-- REQUIRED WORK --
Go through each line of the entries below and tally those containing the string "label"; give only the total.

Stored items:
☆ ☆ ☆ ☆
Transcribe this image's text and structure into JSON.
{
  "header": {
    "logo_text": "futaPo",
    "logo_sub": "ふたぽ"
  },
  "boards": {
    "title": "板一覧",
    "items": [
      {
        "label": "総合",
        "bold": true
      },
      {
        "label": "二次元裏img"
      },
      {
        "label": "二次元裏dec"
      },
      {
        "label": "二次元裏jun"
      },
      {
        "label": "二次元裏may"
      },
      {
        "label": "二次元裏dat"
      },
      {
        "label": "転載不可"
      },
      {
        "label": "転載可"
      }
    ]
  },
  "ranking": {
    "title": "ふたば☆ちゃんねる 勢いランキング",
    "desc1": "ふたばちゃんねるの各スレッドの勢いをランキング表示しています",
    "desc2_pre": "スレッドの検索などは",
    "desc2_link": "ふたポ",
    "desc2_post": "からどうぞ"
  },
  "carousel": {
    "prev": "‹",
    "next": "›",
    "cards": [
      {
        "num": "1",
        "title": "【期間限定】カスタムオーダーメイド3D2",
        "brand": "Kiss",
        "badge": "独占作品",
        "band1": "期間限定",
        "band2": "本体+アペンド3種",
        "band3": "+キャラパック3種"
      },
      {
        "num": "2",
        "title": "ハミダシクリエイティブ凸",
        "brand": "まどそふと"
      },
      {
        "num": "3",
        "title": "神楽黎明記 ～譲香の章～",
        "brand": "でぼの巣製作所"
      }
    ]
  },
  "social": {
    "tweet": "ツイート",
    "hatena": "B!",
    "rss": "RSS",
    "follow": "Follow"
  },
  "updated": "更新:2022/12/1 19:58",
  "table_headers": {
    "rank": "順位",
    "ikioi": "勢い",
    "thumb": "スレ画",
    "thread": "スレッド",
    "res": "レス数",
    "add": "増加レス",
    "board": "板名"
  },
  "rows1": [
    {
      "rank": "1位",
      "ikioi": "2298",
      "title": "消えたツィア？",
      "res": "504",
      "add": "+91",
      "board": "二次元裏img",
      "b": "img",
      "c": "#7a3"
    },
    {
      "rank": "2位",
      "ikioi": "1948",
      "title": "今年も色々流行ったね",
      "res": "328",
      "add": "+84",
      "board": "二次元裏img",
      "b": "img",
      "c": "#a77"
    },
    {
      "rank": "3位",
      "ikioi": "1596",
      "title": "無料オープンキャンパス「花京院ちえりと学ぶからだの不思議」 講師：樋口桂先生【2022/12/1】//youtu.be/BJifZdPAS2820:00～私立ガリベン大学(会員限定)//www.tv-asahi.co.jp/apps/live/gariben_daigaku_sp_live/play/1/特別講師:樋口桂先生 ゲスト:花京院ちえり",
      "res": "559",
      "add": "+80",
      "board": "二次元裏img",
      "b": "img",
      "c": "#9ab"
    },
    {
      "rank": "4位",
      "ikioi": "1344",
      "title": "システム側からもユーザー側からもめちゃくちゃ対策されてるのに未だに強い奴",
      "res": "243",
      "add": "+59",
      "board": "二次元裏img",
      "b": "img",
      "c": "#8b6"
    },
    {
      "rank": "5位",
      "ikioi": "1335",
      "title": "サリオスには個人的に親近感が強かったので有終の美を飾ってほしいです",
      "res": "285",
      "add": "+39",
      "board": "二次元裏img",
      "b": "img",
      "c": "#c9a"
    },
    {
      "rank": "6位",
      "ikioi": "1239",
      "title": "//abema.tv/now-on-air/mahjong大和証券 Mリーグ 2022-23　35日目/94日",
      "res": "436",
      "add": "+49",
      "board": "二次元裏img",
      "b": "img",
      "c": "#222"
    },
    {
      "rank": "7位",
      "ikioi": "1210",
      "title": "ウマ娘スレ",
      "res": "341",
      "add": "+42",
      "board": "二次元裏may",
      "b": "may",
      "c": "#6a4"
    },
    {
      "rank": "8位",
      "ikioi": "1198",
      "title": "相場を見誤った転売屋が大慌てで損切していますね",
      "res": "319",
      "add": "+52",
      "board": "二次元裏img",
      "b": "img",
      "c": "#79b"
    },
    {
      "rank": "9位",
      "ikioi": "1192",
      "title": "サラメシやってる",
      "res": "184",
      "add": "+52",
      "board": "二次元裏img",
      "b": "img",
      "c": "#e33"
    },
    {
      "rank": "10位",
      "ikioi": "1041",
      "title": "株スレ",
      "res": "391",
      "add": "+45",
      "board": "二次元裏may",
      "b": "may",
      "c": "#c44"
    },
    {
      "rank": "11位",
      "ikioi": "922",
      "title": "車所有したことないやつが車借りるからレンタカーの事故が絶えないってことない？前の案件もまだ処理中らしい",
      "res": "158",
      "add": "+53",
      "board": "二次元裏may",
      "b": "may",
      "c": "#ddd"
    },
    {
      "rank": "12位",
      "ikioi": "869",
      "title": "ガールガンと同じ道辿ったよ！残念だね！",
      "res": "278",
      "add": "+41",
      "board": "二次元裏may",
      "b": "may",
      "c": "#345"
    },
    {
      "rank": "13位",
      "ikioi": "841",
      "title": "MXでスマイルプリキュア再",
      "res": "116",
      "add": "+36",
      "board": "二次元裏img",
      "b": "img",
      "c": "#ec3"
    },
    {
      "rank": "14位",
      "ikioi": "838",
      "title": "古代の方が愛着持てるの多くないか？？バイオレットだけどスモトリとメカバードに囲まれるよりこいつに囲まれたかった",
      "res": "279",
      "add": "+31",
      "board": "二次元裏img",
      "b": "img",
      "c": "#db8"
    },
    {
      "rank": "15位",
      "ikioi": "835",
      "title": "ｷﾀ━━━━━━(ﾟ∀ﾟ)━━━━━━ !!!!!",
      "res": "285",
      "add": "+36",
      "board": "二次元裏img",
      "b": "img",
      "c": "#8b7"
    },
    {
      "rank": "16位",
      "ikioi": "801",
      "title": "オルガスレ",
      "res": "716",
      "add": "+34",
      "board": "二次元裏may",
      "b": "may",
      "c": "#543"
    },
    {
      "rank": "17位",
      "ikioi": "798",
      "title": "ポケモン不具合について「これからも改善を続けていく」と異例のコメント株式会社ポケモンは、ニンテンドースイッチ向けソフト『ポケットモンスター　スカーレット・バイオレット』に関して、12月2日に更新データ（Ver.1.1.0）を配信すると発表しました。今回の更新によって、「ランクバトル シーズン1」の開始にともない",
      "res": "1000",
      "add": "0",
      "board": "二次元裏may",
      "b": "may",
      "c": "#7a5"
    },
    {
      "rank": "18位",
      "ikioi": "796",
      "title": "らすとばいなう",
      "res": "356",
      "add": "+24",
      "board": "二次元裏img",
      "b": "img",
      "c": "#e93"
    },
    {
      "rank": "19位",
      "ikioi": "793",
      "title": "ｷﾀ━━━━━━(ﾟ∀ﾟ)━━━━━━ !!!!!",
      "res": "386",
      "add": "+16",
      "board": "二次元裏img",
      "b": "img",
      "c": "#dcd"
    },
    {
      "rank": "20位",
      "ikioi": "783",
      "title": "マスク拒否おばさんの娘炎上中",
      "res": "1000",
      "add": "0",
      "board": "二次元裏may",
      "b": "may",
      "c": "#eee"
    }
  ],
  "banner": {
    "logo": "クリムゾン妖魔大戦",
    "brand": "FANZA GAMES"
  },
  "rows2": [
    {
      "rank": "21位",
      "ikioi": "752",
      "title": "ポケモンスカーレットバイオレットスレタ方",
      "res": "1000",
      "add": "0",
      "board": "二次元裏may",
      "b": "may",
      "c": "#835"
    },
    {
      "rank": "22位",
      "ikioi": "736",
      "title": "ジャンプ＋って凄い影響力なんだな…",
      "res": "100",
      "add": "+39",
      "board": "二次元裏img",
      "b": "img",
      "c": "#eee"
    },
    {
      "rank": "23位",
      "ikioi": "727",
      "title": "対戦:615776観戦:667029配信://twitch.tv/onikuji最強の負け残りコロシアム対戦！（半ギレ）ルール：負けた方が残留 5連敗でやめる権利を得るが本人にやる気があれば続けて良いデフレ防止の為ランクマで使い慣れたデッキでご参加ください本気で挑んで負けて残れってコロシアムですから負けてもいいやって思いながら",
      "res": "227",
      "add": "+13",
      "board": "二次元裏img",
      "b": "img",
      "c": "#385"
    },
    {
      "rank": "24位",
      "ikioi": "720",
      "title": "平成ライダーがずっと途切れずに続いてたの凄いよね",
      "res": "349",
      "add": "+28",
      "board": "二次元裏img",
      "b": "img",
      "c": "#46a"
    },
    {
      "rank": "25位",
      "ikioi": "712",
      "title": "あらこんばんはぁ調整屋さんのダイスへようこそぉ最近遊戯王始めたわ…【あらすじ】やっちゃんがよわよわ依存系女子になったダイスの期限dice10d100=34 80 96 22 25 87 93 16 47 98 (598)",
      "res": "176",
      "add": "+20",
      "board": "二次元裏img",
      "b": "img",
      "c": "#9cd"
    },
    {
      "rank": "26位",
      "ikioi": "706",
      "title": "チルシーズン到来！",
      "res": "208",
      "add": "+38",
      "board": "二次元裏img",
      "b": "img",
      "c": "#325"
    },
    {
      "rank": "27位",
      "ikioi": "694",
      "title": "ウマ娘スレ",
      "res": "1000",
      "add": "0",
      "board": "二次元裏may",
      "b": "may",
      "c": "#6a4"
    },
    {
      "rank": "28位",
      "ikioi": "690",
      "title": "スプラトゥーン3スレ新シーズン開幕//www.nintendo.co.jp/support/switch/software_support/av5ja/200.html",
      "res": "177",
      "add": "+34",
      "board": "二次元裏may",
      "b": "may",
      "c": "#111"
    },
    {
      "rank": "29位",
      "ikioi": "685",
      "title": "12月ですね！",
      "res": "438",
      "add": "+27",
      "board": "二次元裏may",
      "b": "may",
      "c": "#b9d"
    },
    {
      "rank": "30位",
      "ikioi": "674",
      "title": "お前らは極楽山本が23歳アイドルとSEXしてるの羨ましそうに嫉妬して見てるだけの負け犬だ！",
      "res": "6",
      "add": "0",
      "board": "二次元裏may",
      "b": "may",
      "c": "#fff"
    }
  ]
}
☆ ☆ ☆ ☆
-- OUTPUT BELOW --
8